-------- Source data --------
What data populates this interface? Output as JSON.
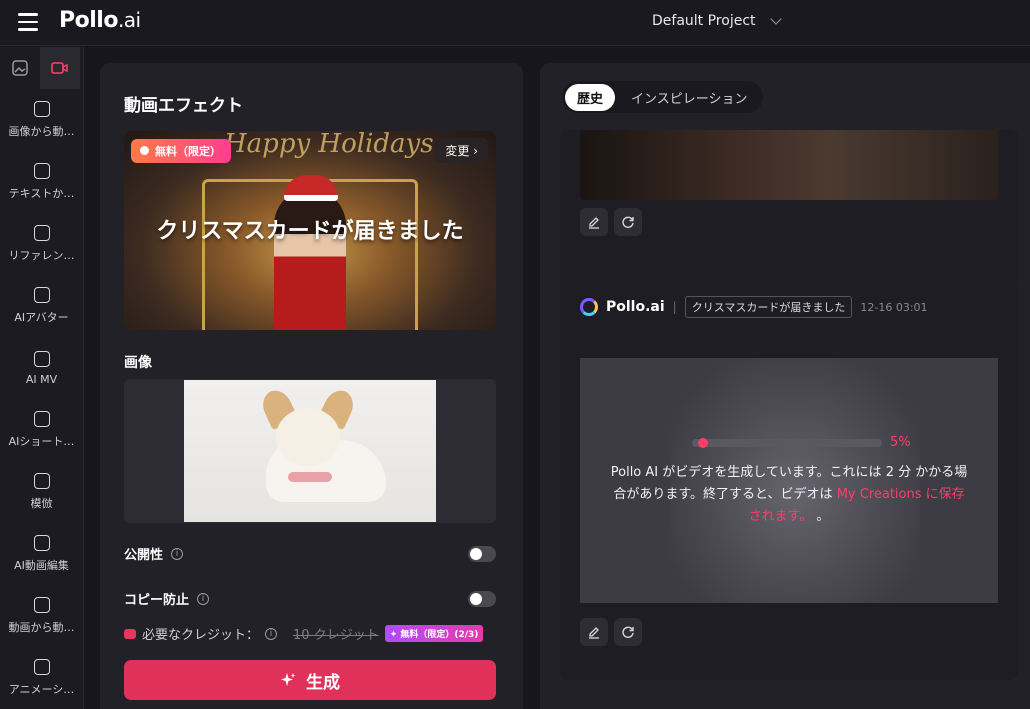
{
  "header": {
    "logo_main": "Pollo",
    "logo_suffix": ".ai",
    "project": "Default Project"
  },
  "sidebar": {
    "items": [
      {
        "label": "画像から動…",
        "icon": "image-to-video-icon"
      },
      {
        "label": "テキストか…",
        "icon": "text-to-video-icon"
      },
      {
        "label": "リファレン…",
        "icon": "reference-icon"
      },
      {
        "label": "AIアバター",
        "icon": "avatar-icon"
      },
      {
        "label": "AI MV",
        "icon": "mv-icon"
      },
      {
        "label": "AIショート…",
        "icon": "short-video-icon"
      },
      {
        "label": "模倣",
        "icon": "imitate-icon"
      },
      {
        "label": "AI動画編集",
        "icon": "video-edit-icon"
      },
      {
        "label": "動画から動…",
        "icon": "video-to-video-icon"
      },
      {
        "label": "アニメーシ…",
        "icon": "animation-icon"
      }
    ]
  },
  "left": {
    "title": "動画エフェクト",
    "banner": {
      "badge": "無料（限定）",
      "change": "変更 ›",
      "text": "クリスマスカードが届きました",
      "script": "Happy Holidays"
    },
    "image_label": "画像",
    "public_label": "公開性",
    "copy_label": "コピー防止",
    "credits_label": "必要なクレジット：",
    "credits_original": "10 クレジット",
    "credits_free": "✦ 無料（限定）(2/3)",
    "generate": "生成"
  },
  "right": {
    "tabs": [
      "歴史",
      "インスピレーション"
    ],
    "card": {
      "brand": "Pollo.ai",
      "separator": "|",
      "effect": "クリスマスカードが届きました",
      "time": "12-16 03:01",
      "progress_fraction": 0.05,
      "progress_text": "5%",
      "message_pre": "Pollo AI がビデオを生成しています。これには 2 分 かかる場合があります。終了すると、ビデオは ",
      "message_link": "My Creations に保存されます。",
      "message_post": " 。"
    }
  },
  "colors": {
    "accent": "#e0315a",
    "progress": "#ff3d6a"
  }
}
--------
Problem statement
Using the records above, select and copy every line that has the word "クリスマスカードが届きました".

Exercise solution
      "text": "クリスマスカードが届きました",
      "effect": "クリスマスカードが届きました",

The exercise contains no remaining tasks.